The network will comprise 40 Wi-Fi hotspots – thirty of which are already live, with the remainder set to come online over the summer.
It will cover the busiest parts of the city centre for shopping and leisure, including the seafront around Brighton Pier, North Laine, Queen’s Road, St James’ Street and West Street and Western Road in the city centre, as well as parts of Hove and London Road, to the north of the city.
“BT already operates the largest Wi-Fi network in the UK and it is great news that even more people will be able to use the technology thanks to this collaborative project,” said Brighton and Hove City Council lead for ICT, Caroline Penn.
"The scheme will mean free and unlimited Wi-Fi for everyone when they’re out and about in the city centre in range of one of the new hubs.”
“This builds on other work the council is doing to encourage more people to get online, including free Wi-Fi in public buildings and computer courses and training sessions in our libraries.”
BT has agreed to make the "BrightonHovefreewifi" network available at no cost to the council, in return for which it gets access to lamp posts and other items of street furniture to install mobile infrastructure over a 10-year period.
Residents and the city’s 11.5 million annual tourist visitors alike will be able to log on to the network for free, with unlimited access, the same as other city centre Wi-Fi networks owned and managed by BT in places such as Cardiff, Glasgow and Plymouth. The telecoms operator already has five million hotspots around the UK, and has recently added services in a number of towns and cities.
Erik Raphael, director for BT devices and BT Wi-fi, said: “The project makes Brighton and Hove the first city centre in the south east to have a free BT Wi-fi network and will make a big contribution to the connectivity of the city.
“Knowing Brighton and Hove’s reputation as a vibrant digital hub, I’m sure the new network will prove to be very popular and extremely well used.”
Earlier in April 2016, fibre altnet Hyperoptic switched on a gigabit broadband service in Brighton and Hove, offering download speeds many times faster than what is generally available in the city.

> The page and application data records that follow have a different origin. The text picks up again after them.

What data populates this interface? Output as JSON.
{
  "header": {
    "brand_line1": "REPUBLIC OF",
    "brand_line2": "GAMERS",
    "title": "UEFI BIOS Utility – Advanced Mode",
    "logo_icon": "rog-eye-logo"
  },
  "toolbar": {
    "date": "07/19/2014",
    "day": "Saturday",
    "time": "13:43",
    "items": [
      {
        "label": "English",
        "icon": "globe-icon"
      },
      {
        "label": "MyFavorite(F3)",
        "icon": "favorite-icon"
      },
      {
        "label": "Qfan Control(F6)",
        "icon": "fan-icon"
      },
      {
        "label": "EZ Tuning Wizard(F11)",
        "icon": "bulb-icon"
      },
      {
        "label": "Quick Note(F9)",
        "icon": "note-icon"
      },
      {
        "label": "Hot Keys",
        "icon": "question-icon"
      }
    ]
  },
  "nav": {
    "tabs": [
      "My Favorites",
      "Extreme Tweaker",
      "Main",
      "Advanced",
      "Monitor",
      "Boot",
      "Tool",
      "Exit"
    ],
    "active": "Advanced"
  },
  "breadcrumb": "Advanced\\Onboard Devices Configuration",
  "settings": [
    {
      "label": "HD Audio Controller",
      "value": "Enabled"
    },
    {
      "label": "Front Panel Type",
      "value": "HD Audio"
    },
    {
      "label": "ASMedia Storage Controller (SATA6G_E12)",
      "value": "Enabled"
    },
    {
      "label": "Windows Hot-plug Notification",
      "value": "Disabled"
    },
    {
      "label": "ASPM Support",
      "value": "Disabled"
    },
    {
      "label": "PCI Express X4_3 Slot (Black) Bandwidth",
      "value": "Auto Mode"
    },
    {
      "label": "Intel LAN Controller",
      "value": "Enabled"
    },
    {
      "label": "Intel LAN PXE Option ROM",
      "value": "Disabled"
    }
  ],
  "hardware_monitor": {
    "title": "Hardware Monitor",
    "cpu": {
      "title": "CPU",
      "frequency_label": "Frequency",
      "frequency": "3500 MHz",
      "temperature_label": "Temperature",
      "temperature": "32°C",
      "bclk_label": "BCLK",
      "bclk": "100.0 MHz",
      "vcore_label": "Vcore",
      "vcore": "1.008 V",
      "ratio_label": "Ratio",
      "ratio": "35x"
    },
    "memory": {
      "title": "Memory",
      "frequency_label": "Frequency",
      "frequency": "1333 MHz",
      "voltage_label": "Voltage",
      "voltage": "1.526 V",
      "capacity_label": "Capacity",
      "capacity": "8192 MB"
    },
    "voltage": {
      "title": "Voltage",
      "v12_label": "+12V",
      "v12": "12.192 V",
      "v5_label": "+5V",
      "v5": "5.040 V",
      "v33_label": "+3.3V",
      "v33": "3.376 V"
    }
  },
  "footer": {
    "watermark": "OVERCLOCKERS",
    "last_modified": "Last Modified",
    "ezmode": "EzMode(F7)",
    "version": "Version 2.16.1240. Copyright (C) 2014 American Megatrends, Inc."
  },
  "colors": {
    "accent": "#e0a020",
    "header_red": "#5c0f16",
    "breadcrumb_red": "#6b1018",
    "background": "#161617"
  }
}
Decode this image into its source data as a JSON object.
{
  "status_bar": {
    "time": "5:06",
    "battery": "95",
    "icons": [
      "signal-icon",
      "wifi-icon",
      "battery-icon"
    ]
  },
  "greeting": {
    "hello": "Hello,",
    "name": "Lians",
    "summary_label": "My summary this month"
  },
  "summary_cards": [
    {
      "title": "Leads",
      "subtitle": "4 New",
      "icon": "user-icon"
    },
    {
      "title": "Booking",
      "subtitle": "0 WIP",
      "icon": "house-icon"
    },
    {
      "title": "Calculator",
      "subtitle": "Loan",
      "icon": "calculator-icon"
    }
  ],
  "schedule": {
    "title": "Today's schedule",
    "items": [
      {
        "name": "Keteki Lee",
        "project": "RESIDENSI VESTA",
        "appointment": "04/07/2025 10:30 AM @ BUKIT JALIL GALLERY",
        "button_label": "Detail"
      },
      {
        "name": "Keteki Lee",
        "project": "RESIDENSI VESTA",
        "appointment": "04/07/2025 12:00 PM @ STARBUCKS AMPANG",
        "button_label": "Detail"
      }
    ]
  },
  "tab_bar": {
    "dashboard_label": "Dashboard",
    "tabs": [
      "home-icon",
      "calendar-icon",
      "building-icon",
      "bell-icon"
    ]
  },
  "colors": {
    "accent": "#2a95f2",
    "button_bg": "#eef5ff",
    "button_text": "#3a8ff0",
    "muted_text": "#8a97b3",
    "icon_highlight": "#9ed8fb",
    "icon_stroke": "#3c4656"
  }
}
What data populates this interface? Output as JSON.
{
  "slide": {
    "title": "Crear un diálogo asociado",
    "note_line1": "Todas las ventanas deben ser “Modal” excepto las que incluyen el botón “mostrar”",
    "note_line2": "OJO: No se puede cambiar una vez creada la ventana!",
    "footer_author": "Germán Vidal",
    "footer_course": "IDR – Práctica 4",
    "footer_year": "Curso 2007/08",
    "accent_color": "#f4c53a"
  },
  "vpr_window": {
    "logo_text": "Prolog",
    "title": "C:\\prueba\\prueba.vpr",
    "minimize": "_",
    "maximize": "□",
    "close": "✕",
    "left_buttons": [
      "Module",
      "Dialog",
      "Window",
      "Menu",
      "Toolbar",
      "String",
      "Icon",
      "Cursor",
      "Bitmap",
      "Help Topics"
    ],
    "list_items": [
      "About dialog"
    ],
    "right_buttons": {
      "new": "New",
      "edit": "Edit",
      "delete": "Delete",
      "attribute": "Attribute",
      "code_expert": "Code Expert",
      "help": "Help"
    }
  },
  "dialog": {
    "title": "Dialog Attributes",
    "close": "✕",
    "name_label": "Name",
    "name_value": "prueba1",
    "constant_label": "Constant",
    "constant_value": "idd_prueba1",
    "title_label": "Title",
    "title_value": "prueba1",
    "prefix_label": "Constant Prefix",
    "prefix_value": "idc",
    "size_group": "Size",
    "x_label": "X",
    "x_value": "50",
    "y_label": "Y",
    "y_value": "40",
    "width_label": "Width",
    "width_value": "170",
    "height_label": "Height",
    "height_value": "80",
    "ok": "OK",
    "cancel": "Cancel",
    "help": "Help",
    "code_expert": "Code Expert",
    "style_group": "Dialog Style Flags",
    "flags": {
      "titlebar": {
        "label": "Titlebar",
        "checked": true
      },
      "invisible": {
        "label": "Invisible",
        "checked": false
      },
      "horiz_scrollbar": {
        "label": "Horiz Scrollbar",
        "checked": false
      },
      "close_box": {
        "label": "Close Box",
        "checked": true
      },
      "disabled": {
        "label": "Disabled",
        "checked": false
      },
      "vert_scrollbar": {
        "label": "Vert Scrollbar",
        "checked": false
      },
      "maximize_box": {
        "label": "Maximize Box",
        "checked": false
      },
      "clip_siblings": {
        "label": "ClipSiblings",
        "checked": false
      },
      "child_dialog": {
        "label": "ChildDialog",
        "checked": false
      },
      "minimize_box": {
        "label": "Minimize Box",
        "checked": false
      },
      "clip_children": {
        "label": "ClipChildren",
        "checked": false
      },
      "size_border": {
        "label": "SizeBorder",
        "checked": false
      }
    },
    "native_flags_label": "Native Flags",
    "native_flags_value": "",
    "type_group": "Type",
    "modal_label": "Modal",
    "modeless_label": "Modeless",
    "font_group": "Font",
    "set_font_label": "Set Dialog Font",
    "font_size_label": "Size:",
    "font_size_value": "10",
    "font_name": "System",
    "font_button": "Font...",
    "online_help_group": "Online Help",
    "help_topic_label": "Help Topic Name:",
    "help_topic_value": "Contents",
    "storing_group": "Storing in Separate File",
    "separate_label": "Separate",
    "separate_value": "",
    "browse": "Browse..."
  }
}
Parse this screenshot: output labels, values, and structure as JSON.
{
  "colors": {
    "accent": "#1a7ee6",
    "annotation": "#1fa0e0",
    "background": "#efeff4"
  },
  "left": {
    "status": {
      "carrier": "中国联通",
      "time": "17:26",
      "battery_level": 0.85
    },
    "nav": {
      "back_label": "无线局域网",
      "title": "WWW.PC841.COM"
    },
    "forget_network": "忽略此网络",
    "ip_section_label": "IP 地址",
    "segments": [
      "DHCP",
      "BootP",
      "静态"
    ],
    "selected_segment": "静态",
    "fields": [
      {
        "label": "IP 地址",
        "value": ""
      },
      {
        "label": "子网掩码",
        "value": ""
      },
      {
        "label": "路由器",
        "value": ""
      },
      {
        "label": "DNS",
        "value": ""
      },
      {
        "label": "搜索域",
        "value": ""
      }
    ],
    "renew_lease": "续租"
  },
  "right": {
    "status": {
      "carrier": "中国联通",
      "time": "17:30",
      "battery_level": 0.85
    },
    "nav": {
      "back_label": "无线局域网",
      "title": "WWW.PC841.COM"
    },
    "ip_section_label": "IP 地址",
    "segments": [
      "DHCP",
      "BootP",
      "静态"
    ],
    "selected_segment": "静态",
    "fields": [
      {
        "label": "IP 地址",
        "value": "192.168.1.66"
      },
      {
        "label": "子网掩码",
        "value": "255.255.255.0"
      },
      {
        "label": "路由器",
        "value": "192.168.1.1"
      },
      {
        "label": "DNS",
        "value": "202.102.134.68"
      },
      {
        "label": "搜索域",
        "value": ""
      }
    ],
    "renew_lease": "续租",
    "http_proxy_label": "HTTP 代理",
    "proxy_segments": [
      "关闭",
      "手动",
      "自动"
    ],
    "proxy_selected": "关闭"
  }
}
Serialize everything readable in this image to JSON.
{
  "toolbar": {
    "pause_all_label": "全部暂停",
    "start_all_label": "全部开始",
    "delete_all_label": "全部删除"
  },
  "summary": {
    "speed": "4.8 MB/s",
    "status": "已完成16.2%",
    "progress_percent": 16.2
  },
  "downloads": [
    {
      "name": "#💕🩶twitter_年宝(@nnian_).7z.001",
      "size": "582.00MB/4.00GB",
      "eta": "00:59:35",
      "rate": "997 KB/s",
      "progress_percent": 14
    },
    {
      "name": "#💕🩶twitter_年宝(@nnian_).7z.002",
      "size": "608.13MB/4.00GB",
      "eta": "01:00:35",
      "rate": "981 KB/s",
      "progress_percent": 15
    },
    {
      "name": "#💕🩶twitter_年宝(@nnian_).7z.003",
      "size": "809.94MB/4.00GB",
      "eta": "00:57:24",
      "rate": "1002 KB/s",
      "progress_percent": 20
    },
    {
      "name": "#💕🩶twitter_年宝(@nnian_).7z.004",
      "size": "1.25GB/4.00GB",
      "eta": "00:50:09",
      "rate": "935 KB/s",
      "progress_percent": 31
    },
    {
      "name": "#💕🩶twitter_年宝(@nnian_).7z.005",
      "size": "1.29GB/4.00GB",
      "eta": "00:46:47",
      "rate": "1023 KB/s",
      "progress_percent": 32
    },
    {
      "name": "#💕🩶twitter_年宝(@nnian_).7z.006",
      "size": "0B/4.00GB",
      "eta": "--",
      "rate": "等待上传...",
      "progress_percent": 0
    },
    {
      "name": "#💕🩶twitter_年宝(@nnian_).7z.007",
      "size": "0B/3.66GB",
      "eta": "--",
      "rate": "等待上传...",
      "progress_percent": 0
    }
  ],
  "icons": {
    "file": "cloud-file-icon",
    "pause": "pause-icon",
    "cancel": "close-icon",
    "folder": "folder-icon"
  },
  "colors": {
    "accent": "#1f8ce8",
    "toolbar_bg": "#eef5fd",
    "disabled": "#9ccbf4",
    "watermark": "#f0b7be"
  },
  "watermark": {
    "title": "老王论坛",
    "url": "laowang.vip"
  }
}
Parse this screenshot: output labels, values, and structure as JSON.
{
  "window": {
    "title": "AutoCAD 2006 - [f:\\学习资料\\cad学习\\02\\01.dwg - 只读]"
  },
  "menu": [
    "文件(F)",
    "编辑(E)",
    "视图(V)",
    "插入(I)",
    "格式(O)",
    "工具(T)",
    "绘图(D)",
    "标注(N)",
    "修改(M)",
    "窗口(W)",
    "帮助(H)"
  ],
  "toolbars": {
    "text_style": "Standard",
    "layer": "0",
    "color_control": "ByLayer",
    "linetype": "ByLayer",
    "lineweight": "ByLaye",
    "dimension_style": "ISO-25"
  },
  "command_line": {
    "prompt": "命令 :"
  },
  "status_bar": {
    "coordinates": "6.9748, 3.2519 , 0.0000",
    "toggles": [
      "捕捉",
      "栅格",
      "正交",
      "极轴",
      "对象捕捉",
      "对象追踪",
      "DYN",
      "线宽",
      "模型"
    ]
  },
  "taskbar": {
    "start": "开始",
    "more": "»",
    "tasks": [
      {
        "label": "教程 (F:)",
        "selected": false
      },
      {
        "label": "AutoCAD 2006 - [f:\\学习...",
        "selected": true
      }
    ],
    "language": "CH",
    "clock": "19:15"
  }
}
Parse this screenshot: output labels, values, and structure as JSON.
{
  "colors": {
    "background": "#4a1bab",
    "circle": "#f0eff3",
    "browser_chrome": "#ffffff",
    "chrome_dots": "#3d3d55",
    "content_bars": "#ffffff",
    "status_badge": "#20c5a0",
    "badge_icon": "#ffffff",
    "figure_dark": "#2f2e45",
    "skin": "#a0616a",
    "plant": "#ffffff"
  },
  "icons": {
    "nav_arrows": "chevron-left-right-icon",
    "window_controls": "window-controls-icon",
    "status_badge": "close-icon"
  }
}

Hyperoptic works extensively with property developers to build in fibre-to-the-premises (FTTP) broadband in new-build developments, and is targeting a thousand customers in Brighton and Hove by the end of the year.